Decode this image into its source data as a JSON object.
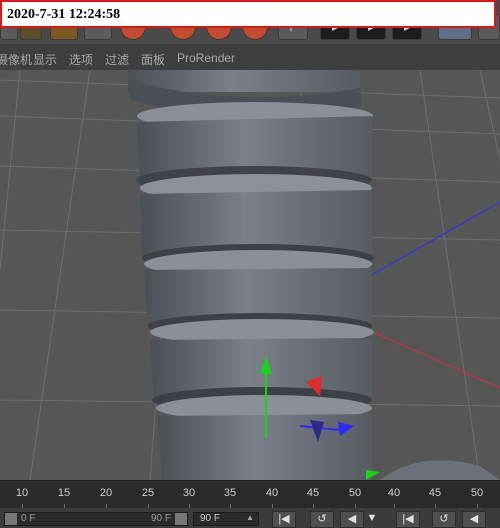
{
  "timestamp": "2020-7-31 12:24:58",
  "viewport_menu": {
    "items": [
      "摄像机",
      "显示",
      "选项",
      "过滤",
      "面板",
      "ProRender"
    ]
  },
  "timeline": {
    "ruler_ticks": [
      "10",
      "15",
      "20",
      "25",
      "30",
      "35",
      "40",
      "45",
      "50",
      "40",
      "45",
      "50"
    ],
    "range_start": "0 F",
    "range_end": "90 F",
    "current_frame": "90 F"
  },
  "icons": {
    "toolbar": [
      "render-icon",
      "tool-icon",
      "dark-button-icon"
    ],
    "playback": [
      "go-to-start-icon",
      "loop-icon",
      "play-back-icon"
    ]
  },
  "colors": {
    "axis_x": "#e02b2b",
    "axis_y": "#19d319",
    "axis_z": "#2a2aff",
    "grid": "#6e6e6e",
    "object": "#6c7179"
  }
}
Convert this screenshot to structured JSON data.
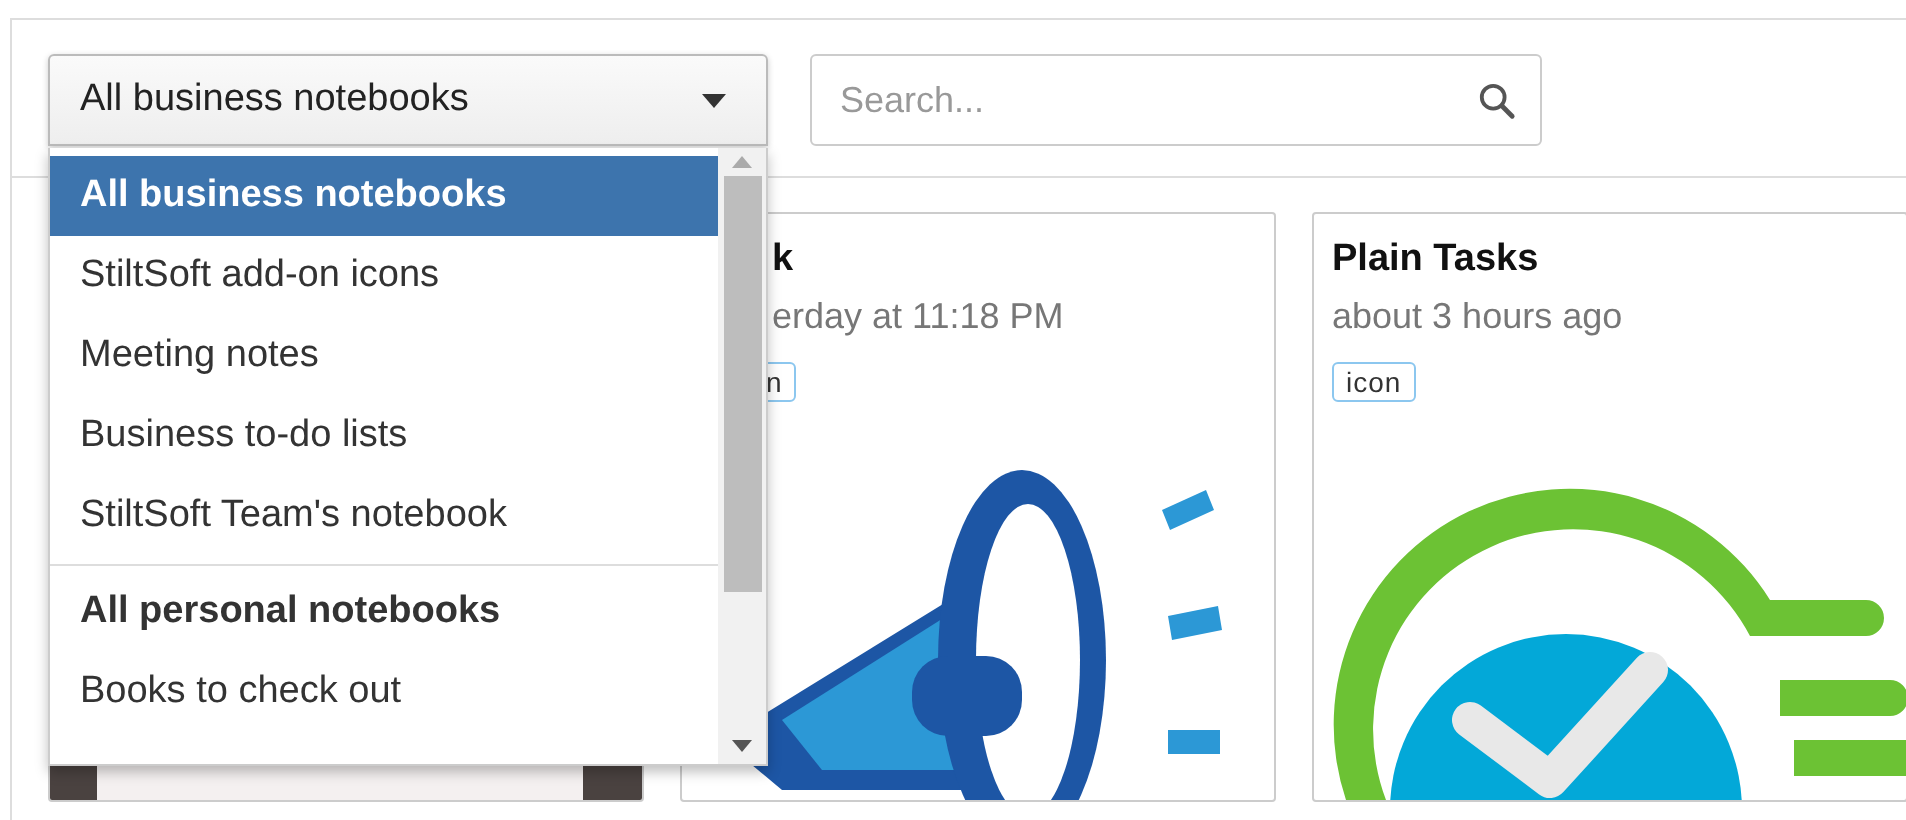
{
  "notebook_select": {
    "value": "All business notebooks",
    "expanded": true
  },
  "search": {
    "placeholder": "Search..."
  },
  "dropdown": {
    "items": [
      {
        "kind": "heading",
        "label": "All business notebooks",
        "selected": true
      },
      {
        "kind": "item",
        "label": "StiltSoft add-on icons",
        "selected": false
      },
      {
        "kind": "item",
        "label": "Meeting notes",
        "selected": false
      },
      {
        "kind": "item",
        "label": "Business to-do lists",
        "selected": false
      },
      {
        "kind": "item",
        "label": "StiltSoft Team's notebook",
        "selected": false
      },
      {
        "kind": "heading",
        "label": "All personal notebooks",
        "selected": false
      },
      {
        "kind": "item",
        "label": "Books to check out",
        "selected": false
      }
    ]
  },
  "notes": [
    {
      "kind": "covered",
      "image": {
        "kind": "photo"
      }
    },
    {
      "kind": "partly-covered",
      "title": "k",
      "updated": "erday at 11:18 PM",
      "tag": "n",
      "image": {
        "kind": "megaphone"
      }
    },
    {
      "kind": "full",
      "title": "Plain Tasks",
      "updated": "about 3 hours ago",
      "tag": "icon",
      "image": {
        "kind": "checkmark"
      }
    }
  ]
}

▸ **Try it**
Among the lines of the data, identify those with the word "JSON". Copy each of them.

▸ **Written response**
Decode this image into its source data as a JSON object.
Convert this screenshot to structured JSON data.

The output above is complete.